Start of Records
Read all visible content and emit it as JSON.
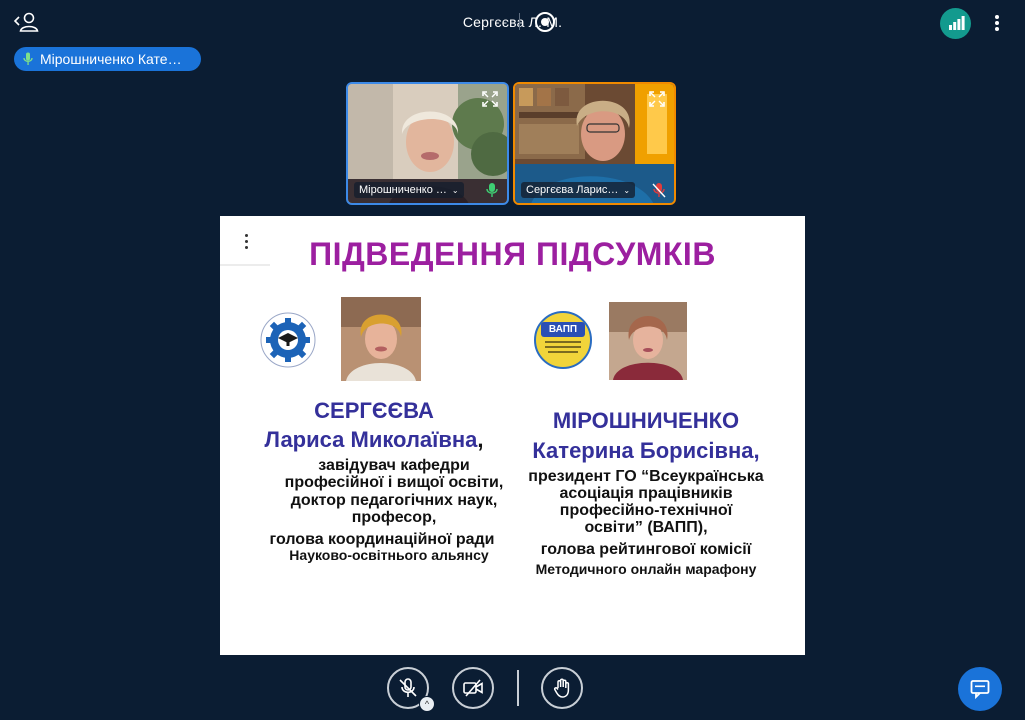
{
  "top_bar": {
    "users_icon": "user-icon",
    "meeting_title": "Сергєєва Л. М.",
    "record_icon": "record-icon",
    "connection_icon": "signal-bars-icon",
    "more_icon": "more-vertical-icon"
  },
  "talking_indicator": {
    "icon": "microphone-icon",
    "name": "Мірошниченко Кате…"
  },
  "video_tiles": [
    {
      "label": "Мірошниченко …",
      "mic_state": "on",
      "accent": "#3d8ae8"
    },
    {
      "label": "Сергєєва Ларис…",
      "mic_state": "muted",
      "accent": "#f08a00"
    }
  ],
  "slide": {
    "title": "ПІДВЕДЕННЯ ПІДСУМКІВ",
    "left": {
      "surname": "СЕРГЄЄВА",
      "name": "Лариса Миколаївна",
      "comma": ",",
      "lines": [
        "завідувач кафедри",
        "професійної і вищої освіти,",
        "доктор педагогічних наук,",
        "професор,",
        "голова координаційної ради",
        "Науково-освітнього альянсу"
      ]
    },
    "right": {
      "logo_text": "ВАПП",
      "surname": "МІРОШНИЧЕНКО",
      "name": "Катерина Борисівна,",
      "lines": [
        "президент ГО “Всеукраїнська",
        "асоціація працівників",
        "професійно-технічної",
        "освіти” (ВАПП),",
        "голова рейтингової комісії",
        "Методичного онлайн марафону"
      ]
    },
    "colors": {
      "title": "#9c1fa0",
      "name": "#34309a"
    }
  },
  "controls": {
    "mic_icon": "microphone-muted-icon",
    "camera_icon": "camera-off-icon",
    "hand_icon": "raise-hand-icon",
    "chat_icon": "chat-icon",
    "caret": "^"
  }
}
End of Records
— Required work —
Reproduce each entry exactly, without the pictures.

— Reply to the task —
Read all visible content and emit it as JSON.
{
  "top_bar": {
    "users_icon": "user-icon",
    "meeting_title": "Сергєєва Л. М.",
    "record_icon": "record-icon",
    "connection_icon": "signal-bars-icon",
    "more_icon": "more-vertical-icon"
  },
  "talking_indicator": {
    "icon": "microphone-icon",
    "name": "Мірошниченко Кате…"
  },
  "video_tiles": [
    {
      "label": "Мірошниченко …",
      "mic_state": "on",
      "accent": "#3d8ae8"
    },
    {
      "label": "Сергєєва Ларис…",
      "mic_state": "muted",
      "accent": "#f08a00"
    }
  ],
  "slide": {
    "title": "ПІДВЕДЕННЯ ПІДСУМКІВ",
    "left": {
      "surname": "СЕРГЄЄВА",
      "name": "Лариса Миколаївна",
      "comma": ",",
      "lines": [
        "завідувач кафедри",
        "професійної і вищої освіти,",
        "доктор педагогічних наук,",
        "професор,",
        "голова координаційної ради",
        "Науково-освітнього альянсу"
      ]
    },
    "right": {
      "logo_text": "ВАПП",
      "surname": "МІРОШНИЧЕНКО",
      "name": "Катерина Борисівна,",
      "lines": [
        "президент ГО “Всеукраїнська",
        "асоціація працівників",
        "професійно-технічної",
        "освіти” (ВАПП),",
        "голова рейтингової комісії",
        "Методичного онлайн марафону"
      ]
    },
    "colors": {
      "title": "#9c1fa0",
      "name": "#34309a"
    }
  },
  "controls": {
    "mic_icon": "microphone-muted-icon",
    "camera_icon": "camera-off-icon",
    "hand_icon": "raise-hand-icon",
    "chat_icon": "chat-icon",
    "caret": "^"
  }
}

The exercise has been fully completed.